I just made the following post yesterday to an American Bar Association message board about a DC firm implementing a sort of multidisciplinary practice. I believe this is particularly relevant for those practicing information security law given its interdisciplinary nature.
The current law firm model is an anachronism. Nearly all other professions have embraced the needs of their customers/clients who want quality services at reasonable prices. The law profession, particularly Big Law, has used legal and social barriers to drive up costs for their clients. The hiring process is skewed so in favor of pedigree (what other profession cares about class rank 20 years after someone has been practicing) that the labor pool for Big Law is artificially constrained and salaries and billing rates are inevitably driven up as a result. Lawyers, knowing the law better than anyone, have managed to maintain rules barring MDP under the guise of ethics even though nearly ever other profession uses MDPs and are frequently viewed as being more ethical than lawyers. Let’s rid ourselves of notions that lawyers who report to non-lawyers can’t be ethical. General counsel and many government lawyers do it everyday. Law firms do it when they say no to an important client who makes up the majority of their revenue.

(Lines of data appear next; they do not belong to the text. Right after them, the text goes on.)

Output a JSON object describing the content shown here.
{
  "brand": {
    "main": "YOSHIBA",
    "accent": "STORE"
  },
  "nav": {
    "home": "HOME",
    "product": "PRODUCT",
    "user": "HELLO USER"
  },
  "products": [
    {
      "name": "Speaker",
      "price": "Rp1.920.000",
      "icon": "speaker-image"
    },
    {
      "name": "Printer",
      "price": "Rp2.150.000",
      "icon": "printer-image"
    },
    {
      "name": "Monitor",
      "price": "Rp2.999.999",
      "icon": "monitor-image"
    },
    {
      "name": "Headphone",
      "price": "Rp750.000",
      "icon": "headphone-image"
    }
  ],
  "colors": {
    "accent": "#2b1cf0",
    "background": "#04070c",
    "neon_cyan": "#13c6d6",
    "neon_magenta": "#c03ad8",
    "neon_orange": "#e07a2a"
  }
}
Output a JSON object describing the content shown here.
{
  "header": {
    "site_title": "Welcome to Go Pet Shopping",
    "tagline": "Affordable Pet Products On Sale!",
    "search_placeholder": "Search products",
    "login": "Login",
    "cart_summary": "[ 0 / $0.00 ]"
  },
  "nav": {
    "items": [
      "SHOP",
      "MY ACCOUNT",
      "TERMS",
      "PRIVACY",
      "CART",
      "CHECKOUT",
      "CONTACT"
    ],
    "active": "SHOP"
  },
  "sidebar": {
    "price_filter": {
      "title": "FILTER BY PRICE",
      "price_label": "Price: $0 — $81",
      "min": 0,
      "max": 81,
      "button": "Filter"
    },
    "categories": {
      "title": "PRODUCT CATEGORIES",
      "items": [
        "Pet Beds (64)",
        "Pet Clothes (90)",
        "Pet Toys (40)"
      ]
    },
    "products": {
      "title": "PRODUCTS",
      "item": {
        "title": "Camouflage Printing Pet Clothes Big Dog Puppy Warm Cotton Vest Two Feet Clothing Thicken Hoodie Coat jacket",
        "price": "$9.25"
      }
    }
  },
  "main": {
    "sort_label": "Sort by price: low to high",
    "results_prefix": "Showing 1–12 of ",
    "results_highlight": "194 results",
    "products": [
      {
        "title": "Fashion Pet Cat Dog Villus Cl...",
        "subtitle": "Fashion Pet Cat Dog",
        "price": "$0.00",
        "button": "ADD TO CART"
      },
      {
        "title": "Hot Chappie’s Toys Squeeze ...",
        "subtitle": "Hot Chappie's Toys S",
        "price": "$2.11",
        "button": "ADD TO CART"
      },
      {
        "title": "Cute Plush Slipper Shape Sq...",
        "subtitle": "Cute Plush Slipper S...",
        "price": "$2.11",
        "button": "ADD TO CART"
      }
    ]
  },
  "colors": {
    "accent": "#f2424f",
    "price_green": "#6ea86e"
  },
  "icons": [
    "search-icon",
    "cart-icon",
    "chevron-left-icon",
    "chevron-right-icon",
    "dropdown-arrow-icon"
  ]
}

We need to stop pretending that we’re so different in order to justify the competitive restraints we’ve imposed on our clients. The law profession in the United States is one huge anti-trust violation. For the sake of our clients, who are frequently left making substandard decisions based on limited or no representation, we need to adopt MDP and move into the 21st century like everyone else.